What about Sports?

  • Everyone has enough glycogen stored to produce appx. 2 hours of aerobic exercise.  When levels are depleted the ability to exercise decreases.
  • Internal stores can be extended by using oral carbohydrate supplements for events expected to last for over 2 hours.
  • A well trained cyclist will need slightly more than 1 gram of carbohydrate per minute to sustain maximum performance.  Tests have shown that drinking a liter of a 7% carbohydrate solution at the beginning and during an event improved performance by 2 %, over non supplementing groups.

Ironman Math

  • Swimming    1.25 hours X 784 calories per hour =     980
  • Cycling       6 hrs. X 939 =                                           5,634
  • Running     4 hrs. X 864 =                                           3,456
  • BMR   Body Weight x 24
    2.2                                                         1,854
  • Total calories needed                                                11,924

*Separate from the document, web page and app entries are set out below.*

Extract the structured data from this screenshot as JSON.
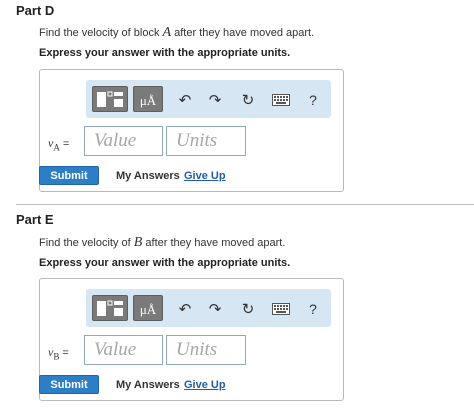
{
  "part_d": {
    "title": "Part D",
    "question_pre": "Find the velocity of block ",
    "question_var": "A",
    "question_post": " after they have moved apart.",
    "instruction": "Express your answer with the appropriate units.",
    "var_name": "v",
    "var_sub": "A",
    "eq": "=",
    "value_placeholder": "Value",
    "units_placeholder": "Units",
    "submit": "Submit",
    "my_answers": "My Answers",
    "give_up": "Give Up"
  },
  "part_e": {
    "title": "Part E",
    "question_pre": "Find the velocity of ",
    "question_var": "B",
    "question_post": " after they have moved apart.",
    "instruction": "Express your answer with the appropriate units.",
    "var_name": "v",
    "var_sub": "B",
    "eq": "=",
    "value_placeholder": "Value",
    "units_placeholder": "Units",
    "submit": "Submit",
    "my_answers": "My Answers",
    "give_up": "Give Up"
  },
  "toolbar": {
    "units_symbol": "μÅ",
    "undo": "↶",
    "redo": "↷",
    "reset": "↻",
    "help": "?",
    "icons": [
      "templates-icon",
      "units-icon",
      "undo-icon",
      "redo-icon",
      "reset-icon",
      "keyboard-icon",
      "help-icon"
    ]
  },
  "colors": {
    "toolbar_bg": "#d7e6f3",
    "submit_bg": "#2d7ec6",
    "link": "#1f5ea8"
  }
}
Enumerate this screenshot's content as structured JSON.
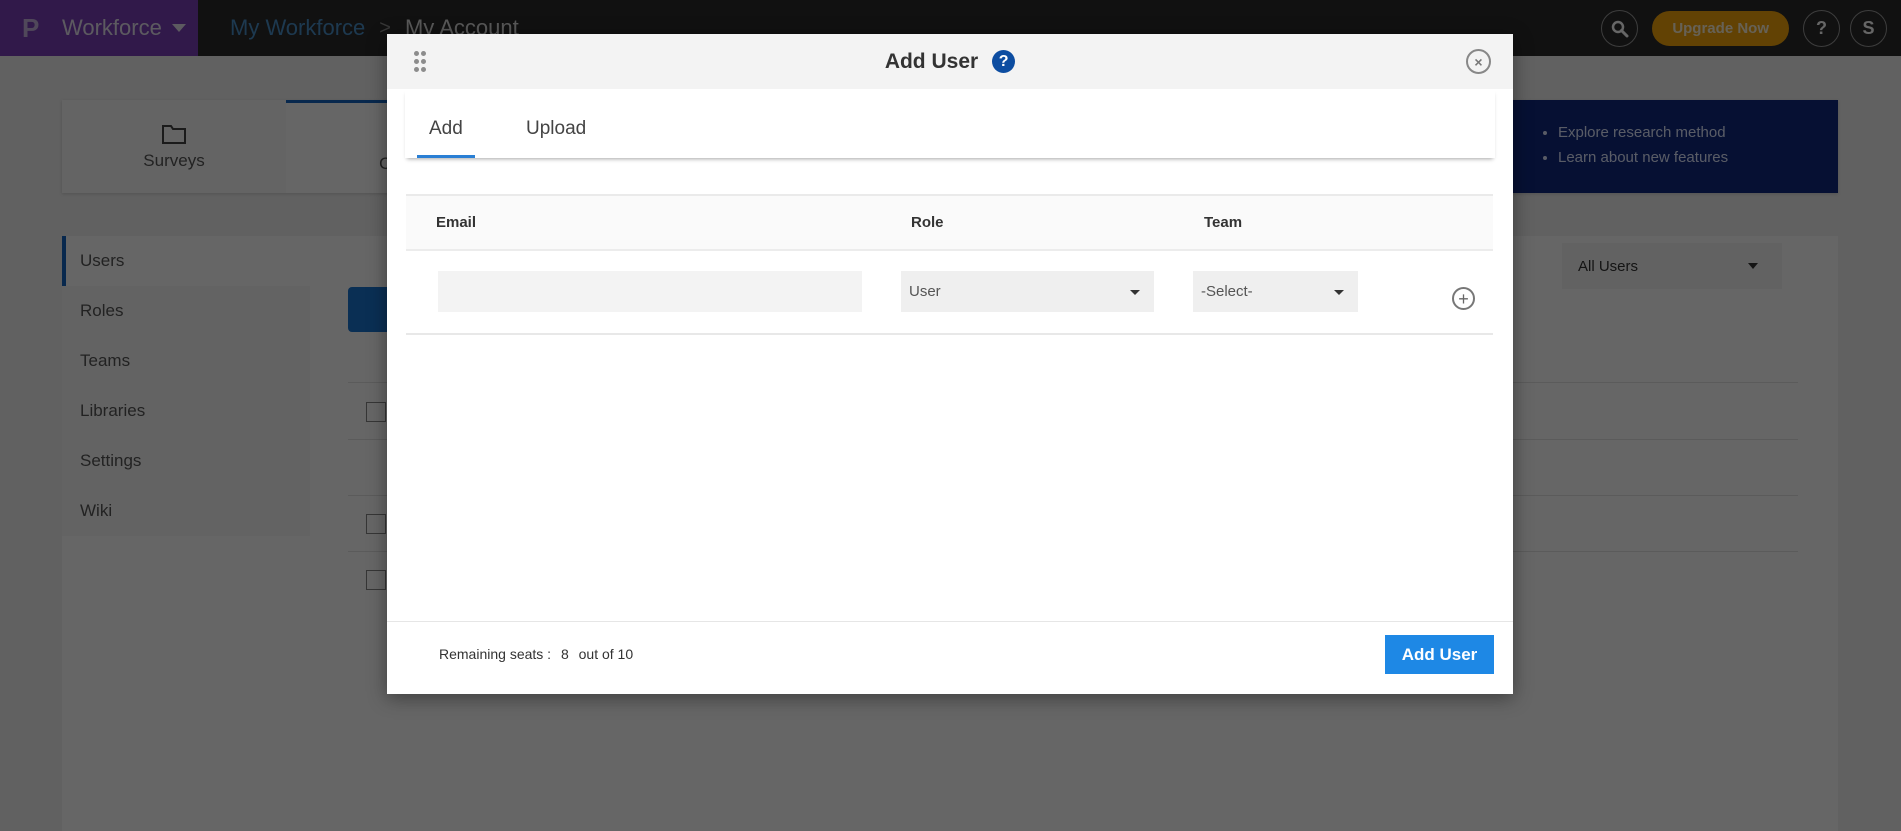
{
  "topbar": {
    "brand_logo": "P",
    "brand_name": "Workforce",
    "breadcrumb": [
      "My Workforce",
      "My Account"
    ],
    "breadcrumb_separator": ">",
    "upgrade_label": "Upgrade Now",
    "help_label": "?",
    "avatar_initial": "S",
    "brand_color": "#7a40b8",
    "upgrade_color": "#f5a60c"
  },
  "nav_cards": [
    {
      "label": "Surveys",
      "icon": "folder-icon"
    },
    {
      "label": "Orga",
      "icon": "organization-icon"
    }
  ],
  "promo": {
    "items": [
      "Explore research method",
      "Learn about new features"
    ]
  },
  "sidebar": {
    "items": [
      {
        "label": "Users",
        "active": true
      },
      {
        "label": "Roles"
      },
      {
        "label": "Teams"
      },
      {
        "label": "Libraries"
      },
      {
        "label": "Settings"
      },
      {
        "label": "Wiki"
      }
    ]
  },
  "filter": {
    "selected": "All Users"
  },
  "modal": {
    "title": "Add User",
    "help_icon": "?",
    "close_icon": "×",
    "tabs": [
      {
        "label": "Add",
        "active": true
      },
      {
        "label": "Upload",
        "active": false
      }
    ],
    "columns": [
      "Email",
      "Role",
      "Team"
    ],
    "rows": [
      {
        "email": "",
        "email_placeholder": "",
        "role": "User",
        "team": "-Select-"
      }
    ],
    "add_row_icon": "+",
    "footer": {
      "remaining_label": "Remaining seats :",
      "remaining": "8",
      "out_of_label": "out of 10"
    },
    "submit_label": "Add User",
    "accent_color": "#1e88e5"
  }
}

Food as Fuel

  • Calories from real food required to reach 11,924 would equal.
  • 111     Bananas
  • 341     Oranges
  • 51       Power Bars
  • 35       Peanut Butter Sandwiches
  • 122     16 oz. Bottles of Gatorade